What is a disposition matrix?

April 2023


A disposition matrix is a tool used to guide decisions about the best way to hold youth accountable for their unlawful behavior, while also supporting the youth's chance for success. The matrix incorporates data-driven best practices and is designed to ensure that youth receive the most appropriate level of supervision and services based on the seriousness of the offense and their risk of recidivism.

The matrix is a critical component of the Risk-Needs-Responsivity (RNR) approach to youth justice planning and decision-making. The RNR approach focuses on aligning the delinquent behavior with the level of risk associated with reoffending prior to deciding the most appropriate response. The response is then designed to target the specific dynamic factors (i.e. changeable) and related needs associated with delinquency. These needs are identified through a standardized, objective, and validated risk assessment administered to each youth entering the juvenile system.

Florida Department of Juvenile Justice disposition matrix
Most serious presenting offense Assessed risk to reoffend level
Low risk to reoffend Moderate risk to reoffend Moderate-high risk to reoffend High risk to reoffend
Civil citation elilgible Level 1 Level 1 N/A N/A

Level 2 or 3a

Level 2 or 3a Level 2 or 3a-c Level 3a-c or 4

Level 2 or 3a

Level 2 or 3a-b Level 3a-c or 4 Level 3a-c or 4

Level 2 or 3a-b

Level 2 or 3a-c, or 4 Level 3a-c, 4 or 5 Level 3a-c, 4 or 5

By aligning the offense committed with the youth's risk of recidivism, the disposition matrix provides a range of recommendations regarding the disposition options and appropriate services. It is typically formatted as a table, with risk level (low, medium, high) forming one axis, and offense level (least serious to most serious) forming the other. Based on the alignment of risk and offenses, different options are presented which follow a graduated sanctions approach consistent with the RNR model.

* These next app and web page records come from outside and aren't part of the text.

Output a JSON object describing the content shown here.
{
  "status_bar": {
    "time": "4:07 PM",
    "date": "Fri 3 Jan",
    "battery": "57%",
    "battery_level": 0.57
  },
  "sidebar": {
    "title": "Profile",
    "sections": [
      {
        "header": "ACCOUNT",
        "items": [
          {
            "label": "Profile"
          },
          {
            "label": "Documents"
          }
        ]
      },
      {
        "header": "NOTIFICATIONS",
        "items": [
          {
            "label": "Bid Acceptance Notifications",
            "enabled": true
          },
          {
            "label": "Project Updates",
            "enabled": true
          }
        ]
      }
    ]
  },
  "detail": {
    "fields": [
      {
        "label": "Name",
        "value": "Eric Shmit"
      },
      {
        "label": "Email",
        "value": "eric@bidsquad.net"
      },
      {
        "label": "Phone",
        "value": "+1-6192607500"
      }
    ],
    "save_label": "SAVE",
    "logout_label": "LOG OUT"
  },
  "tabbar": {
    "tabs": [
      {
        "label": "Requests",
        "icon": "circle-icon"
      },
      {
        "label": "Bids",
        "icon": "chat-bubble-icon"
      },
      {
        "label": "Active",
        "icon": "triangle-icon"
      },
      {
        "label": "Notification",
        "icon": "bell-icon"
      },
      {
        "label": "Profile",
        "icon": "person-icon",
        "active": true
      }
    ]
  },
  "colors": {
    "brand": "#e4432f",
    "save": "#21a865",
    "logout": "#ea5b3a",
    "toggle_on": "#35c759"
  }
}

What are the benefits of a disposition matrix?

Many youth justice jurisdictions around the United States have developed disposition matrices as part of a structured decision-making process designed to meet the needs of youth and enhance their chances of success in life, while also protecting public safety. Benefits of using a disposition matrix tool to guide decision making include:  

  • More consistent decision-making across courtrooms within the same jurisdiction or state.
  • More efficient and effective allocation of resources to address the highest-risk youth with the most need (with fewer resources spent on unnecessary services for low-risk youth).
  • Reduced recidivism rates for youth who receive dispositions within matrix guidelines. 
  • Reduced disparities based on race and other factors between different populations of youth in similar circumstances.


Will a disposition matrix change current practices in juvenile court?

The matrix does not change Judicial discretion. It is a tool for decision-makers, not a mandate.

The matrix does not affect the need to advocate and negotiate at the disposition hearing. Prosecutors and defense counsel have a continued responsibility to represent their clients interests.

The matrix is designed to further the goal of the youth justice system which focuses on holding youth accountable for their behaviors and preserving public safety, while fostering rehabilitation and future success.

The matrix is unique to each jurisdiction it represents and is developed through a process that includes feedback and input of all local groups involved in the system. (i.e. jurists, prosecutors, defense, and service providers).


  • References
    • Baglivio, M.T., Zettler, H., Craig, J.M., Wolff, K.T. (2021). Evaluating RNR-based targeted treatment and intervention dosage in the context of traumatic exposure. Youth Violence and Juvenile Justice. 19(3). 251-276.
    • Hussemann, J. and Liberman, A. (2017). Implementing evidence-based juvenile justice reforms. Urban Institute Justice Policy Center., Washington, D.C.
    • National Council on Crime and Delinquency. (2015). Disposition matrices: Design, development and use.